This study will primarily investigate the role of extending treatment with oral anticoagulation for those patients with raised D-dimer levels prior to discontinuing treatment and will study the impact of this management on both recurrence of thrombosis and development of post-thrombotic syndrome, both extremely costly outcomes for the NHS. This strategy would allow those people who require extended anticoagulation treatment to receive it whilst ensuring that those who only require short term treatment are not exposed to unnecessary and potentially dangerous treatment.
Identifying the potential for utilisation of D-dimer POC testing will make feasible the identification of those high risk patients within a primary care setting negating the necessity for costly and inconvenient referral elsewhere. Thus people with a first unprovoked proximal DVT or PE could be managed differently to current management with the potential for significant improvements in health outcomes and patient well being.
VTE: Venous thromboembolism; DVT: Deep vein thrombosis; PE: Pulmonary embolism; PTS: Post thrombotic syndrome; NW: Randomised to Group W with normal D-dimer at point of randomisation; RW: Randomised to Group W with elevated D-dimer at point of randomisation; NRO: Randomised to Group O with elevated D-dimer at point of randomisation and then produced a normal D-dimer off treatment; RRO: Randomised to Group O with elevated D-dimer at point of randomisation and then produced an elevated D-dimer off treatment; NNO: Randomised to Group O with a normal D-dimer at point of randomisation and then produced a normal D-dimer off treatment; RNO: Randomised to Group O with normal D-dimer at point of randomisation and then produced an elevated D-dimer off treatment.
None of the authors have any competing interests arising from this research.
DF, EM, FDRH, PR, and WL were responsible for identifying the research question. DF and EM were responsible for drafting the initial version of the protocol. DF, EM and JT have contributed to the development of the protocol. RH and LN were responsible for designing the analysis plan.
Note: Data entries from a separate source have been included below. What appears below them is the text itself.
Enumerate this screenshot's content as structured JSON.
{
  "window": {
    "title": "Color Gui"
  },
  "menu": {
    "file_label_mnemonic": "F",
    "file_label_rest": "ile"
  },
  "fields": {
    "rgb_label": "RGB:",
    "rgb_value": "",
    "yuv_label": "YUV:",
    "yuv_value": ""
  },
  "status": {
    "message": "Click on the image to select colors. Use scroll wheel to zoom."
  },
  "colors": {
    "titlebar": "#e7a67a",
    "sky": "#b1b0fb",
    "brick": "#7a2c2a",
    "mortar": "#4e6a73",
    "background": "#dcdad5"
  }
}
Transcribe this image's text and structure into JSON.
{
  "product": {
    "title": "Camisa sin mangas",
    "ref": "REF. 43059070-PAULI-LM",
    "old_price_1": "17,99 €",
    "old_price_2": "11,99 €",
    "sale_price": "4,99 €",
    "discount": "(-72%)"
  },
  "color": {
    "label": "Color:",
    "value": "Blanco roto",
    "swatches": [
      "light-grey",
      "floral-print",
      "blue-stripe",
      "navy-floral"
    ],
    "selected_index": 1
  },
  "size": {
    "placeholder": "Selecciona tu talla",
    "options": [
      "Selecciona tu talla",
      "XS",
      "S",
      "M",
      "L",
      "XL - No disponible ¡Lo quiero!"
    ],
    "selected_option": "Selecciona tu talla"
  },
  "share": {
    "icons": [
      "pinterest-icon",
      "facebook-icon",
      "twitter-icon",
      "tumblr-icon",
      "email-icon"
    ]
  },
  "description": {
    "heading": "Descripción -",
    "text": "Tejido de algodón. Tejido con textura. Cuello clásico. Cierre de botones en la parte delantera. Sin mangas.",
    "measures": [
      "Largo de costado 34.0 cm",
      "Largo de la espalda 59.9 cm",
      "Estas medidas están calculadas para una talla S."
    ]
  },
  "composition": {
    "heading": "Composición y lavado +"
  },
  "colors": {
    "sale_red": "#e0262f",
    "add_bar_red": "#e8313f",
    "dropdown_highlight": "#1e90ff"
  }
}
JT was responsible for drafting this paper but all authors have provided comments on the drafts and have approved the final version.
This report is independent research funded by the National Institute for Health Research under its Programme Grants for Applied Research programme (RP-PG-0608-10073: Improving the prevention and treatment of Venous Thromboembolism in Hospital and the Community). The views expressed in this publication are those of the author(s) and not necessarily those of the NHS, the National Institute for Health Research or the Department of Health.
The pre-publication history for this paper can be accessed here: